▼
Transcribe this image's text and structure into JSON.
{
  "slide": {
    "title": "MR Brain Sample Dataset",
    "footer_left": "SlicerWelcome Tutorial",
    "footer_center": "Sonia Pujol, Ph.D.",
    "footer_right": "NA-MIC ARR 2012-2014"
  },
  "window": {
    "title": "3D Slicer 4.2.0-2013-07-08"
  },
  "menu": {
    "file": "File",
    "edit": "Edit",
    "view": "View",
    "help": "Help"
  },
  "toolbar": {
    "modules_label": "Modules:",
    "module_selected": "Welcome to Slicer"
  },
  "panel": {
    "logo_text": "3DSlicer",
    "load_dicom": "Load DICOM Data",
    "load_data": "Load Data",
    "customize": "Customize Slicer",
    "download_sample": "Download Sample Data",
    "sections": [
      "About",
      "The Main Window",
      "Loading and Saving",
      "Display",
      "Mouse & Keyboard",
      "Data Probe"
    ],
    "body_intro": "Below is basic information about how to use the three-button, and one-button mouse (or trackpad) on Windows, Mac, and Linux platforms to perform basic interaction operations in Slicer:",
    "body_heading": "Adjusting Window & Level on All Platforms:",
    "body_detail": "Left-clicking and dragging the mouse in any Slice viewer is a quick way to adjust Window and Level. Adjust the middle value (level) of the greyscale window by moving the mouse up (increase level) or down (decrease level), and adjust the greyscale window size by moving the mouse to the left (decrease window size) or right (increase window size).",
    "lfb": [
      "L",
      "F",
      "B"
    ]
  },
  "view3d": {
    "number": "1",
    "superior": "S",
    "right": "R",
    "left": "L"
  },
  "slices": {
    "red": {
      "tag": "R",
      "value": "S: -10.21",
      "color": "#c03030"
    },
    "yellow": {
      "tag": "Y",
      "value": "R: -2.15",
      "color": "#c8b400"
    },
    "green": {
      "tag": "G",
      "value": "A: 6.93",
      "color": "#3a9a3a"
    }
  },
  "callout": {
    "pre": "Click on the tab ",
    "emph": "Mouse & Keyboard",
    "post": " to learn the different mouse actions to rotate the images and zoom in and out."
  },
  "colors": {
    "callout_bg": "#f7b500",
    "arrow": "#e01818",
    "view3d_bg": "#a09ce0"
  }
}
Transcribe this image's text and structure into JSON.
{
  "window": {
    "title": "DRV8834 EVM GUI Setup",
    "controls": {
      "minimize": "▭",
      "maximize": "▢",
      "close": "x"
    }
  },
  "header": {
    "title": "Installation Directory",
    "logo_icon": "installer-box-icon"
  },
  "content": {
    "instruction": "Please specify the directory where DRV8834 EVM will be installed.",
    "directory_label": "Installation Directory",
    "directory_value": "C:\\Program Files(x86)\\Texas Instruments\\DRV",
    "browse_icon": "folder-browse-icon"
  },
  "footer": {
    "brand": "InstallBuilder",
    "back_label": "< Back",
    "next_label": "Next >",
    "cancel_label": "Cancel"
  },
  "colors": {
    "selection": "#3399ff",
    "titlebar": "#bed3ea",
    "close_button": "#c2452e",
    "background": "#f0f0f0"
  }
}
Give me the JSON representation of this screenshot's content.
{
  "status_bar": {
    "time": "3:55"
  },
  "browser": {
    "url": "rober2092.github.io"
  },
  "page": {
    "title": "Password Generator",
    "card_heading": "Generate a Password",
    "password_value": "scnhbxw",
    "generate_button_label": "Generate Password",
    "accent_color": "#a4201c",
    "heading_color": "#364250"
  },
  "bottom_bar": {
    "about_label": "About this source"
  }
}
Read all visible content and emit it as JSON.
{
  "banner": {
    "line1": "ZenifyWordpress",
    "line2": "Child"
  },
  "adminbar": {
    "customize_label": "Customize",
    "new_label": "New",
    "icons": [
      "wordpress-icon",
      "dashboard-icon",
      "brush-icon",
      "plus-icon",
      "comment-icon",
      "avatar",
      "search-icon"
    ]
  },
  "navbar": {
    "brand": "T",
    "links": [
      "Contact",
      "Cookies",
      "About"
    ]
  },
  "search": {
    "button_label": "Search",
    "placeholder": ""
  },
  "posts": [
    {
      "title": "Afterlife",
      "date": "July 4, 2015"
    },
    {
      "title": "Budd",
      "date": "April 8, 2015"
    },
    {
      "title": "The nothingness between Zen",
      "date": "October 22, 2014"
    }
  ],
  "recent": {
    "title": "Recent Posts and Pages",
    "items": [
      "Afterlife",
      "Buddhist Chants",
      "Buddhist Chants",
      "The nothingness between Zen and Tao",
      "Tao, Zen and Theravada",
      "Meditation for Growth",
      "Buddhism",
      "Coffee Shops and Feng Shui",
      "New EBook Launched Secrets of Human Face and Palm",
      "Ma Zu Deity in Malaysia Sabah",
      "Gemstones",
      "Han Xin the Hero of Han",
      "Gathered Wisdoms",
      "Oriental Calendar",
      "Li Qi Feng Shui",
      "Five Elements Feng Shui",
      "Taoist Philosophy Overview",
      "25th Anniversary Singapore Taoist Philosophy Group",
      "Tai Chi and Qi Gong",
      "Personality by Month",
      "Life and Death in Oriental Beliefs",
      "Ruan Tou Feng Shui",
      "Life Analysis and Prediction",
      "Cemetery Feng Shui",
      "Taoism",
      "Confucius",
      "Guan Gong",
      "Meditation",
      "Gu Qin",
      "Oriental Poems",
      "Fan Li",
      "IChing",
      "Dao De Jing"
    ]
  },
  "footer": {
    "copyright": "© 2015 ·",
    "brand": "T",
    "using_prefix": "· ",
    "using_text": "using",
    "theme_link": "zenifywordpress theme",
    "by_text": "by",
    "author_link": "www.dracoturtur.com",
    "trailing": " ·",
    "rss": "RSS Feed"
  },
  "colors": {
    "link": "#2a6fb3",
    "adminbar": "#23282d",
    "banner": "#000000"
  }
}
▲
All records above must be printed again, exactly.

Transcribe this image's text and structure into JSON.
{
  "slide": {
    "title": "MR Brain Sample Dataset",
    "footer_left": "SlicerWelcome Tutorial",
    "footer_center": "Sonia Pujol, Ph.D.",
    "footer_right": "NA-MIC ARR 2012-2014"
  },
  "window": {
    "title": "3D Slicer 4.2.0-2013-07-08"
  },
  "menu": {
    "file": "File",
    "edit": "Edit",
    "view": "View",
    "help": "Help"
  },
  "toolbar": {
    "modules_label": "Modules:",
    "module_selected": "Welcome to Slicer"
  },
  "panel": {
    "logo_text": "3DSlicer",
    "load_dicom": "Load DICOM Data",
    "load_data": "Load Data",
    "customize": "Customize Slicer",
    "download_sample": "Download Sample Data",
    "sections": [
      "About",
      "The Main Window",
      "Loading and Saving",
      "Display",
      "Mouse & Keyboard",
      "Data Probe"
    ],
    "body_intro": "Below is basic information about how to use the three-button, and one-button mouse (or trackpad) on Windows, Mac, and Linux platforms to perform basic interaction operations in Slicer:",
    "body_heading": "Adjusting Window & Level on All Platforms:",
    "body_detail": "Left-clicking and dragging the mouse in any Slice viewer is a quick way to adjust Window and Level. Adjust the middle value (level) of the greyscale window by moving the mouse up (increase level) or down (decrease level), and adjust the greyscale window size by moving the mouse to the left (decrease window size) or right (increase window size).",
    "lfb": [
      "L",
      "F",
      "B"
    ]
  },
  "view3d": {
    "number": "1",
    "superior": "S",
    "right": "R",
    "left": "L"
  },
  "slices": {
    "red": {
      "tag": "R",
      "value": "S: -10.21",
      "color": "#c03030"
    },
    "yellow": {
      "tag": "Y",
      "value": "R: -2.15",
      "color": "#c8b400"
    },
    "green": {
      "tag": "G",
      "value": "A: 6.93",
      "color": "#3a9a3a"
    }
  },
  "callout": {
    "pre": "Click on the tab ",
    "emph": "Mouse & Keyboard",
    "post": " to learn the different mouse actions to rotate the images and zoom in and out."
  },
  "colors": {
    "callout_bg": "#f7b500",
    "arrow": "#e01818",
    "view3d_bg": "#a09ce0"
  }
}
Transcribe this image's text and structure into JSON.
{
  "window": {
    "title": "DRV8834 EVM GUI Setup",
    "controls": {
      "minimize": "▭",
      "maximize": "▢",
      "close": "x"
    }
  },
  "header": {
    "title": "Installation Directory",
    "logo_icon": "installer-box-icon"
  },
  "content": {
    "instruction": "Please specify the directory where DRV8834 EVM will be installed.",
    "directory_label": "Installation Directory",
    "directory_value": "C:\\Program Files(x86)\\Texas Instruments\\DRV",
    "browse_icon": "folder-browse-icon"
  },
  "footer": {
    "brand": "InstallBuilder",
    "back_label": "< Back",
    "next_label": "Next >",
    "cancel_label": "Cancel"
  },
  "colors": {
    "selection": "#3399ff",
    "titlebar": "#bed3ea",
    "close_button": "#c2452e",
    "background": "#f0f0f0"
  }
}
Give me the JSON representation of this screenshot's content.
{
  "status_bar": {
    "time": "3:55"
  },
  "browser": {
    "url": "rober2092.github.io"
  },
  "page": {
    "title": "Password Generator",
    "card_heading": "Generate a Password",
    "password_value": "scnhbxw",
    "generate_button_label": "Generate Password",
    "accent_color": "#a4201c",
    "heading_color": "#364250"
  },
  "bottom_bar": {
    "about_label": "About this source"
  }
}
Read all visible content and emit it as JSON.
{
  "banner": {
    "line1": "ZenifyWordpress",
    "line2": "Child"
  },
  "adminbar": {
    "customize_label": "Customize",
    "new_label": "New",
    "icons": [
      "wordpress-icon",
      "dashboard-icon",
      "brush-icon",
      "plus-icon",
      "comment-icon",
      "avatar",
      "search-icon"
    ]
  },
  "navbar": {
    "brand": "T",
    "links": [
      "Contact",
      "Cookies",
      "About"
    ]
  },
  "search": {
    "button_label": "Search",
    "placeholder": ""
  },
  "posts": [
    {
      "title": "Afterlife",
      "date": "July 4, 2015"
    },
    {
      "title": "Budd",
      "date": "April 8, 2015"
    },
    {
      "title": "The nothingness between Zen",
      "date": "October 22, 2014"
    }
  ],
  "recent": {
    "title": "Recent Posts and Pages",
    "items": [
      "Afterlife",
      "Buddhist Chants",
      "Buddhist Chants",
      "The nothingness between Zen and Tao",
      "Tao, Zen and Theravada",
      "Meditation for Growth",
      "Buddhism",
      "Coffee Shops and Feng Shui",
      "New EBook Launched Secrets of Human Face and Palm",
      "Ma Zu Deity in Malaysia Sabah",
      "Gemstones",
      "Han Xin the Hero of Han",
      "Gathered Wisdoms",
      "Oriental Calendar",
      "Li Qi Feng Shui",
      "Five Elements Feng Shui",
      "Taoist Philosophy Overview",
      "25th Anniversary Singapore Taoist Philosophy Group",
      "Tai Chi and Qi Gong",
      "Personality by Month",
      "Life and Death in Oriental Beliefs",
      "Ruan Tou Feng Shui",
      "Life Analysis and Prediction",
      "Cemetery Feng Shui",
      "Taoism",
      "Confucius",
      "Guan Gong",
      "Meditation",
      "Gu Qin",
      "Oriental Poems",
      "Fan Li",
      "IChing",
      "Dao De Jing"
    ]
  },
  "footer": {
    "copyright": "© 2015 ·",
    "brand": "T",
    "using_prefix": "· ",
    "using_text": "using",
    "theme_link": "zenifywordpress theme",
    "by_text": "by",
    "author_link": "www.dracoturtur.com",
    "trailing": " ·",
    "rss": "RSS Feed"
  },
  "colors": {
    "link": "#2a6fb3",
    "adminbar": "#23282d",
    "banner": "#000000"
  }
}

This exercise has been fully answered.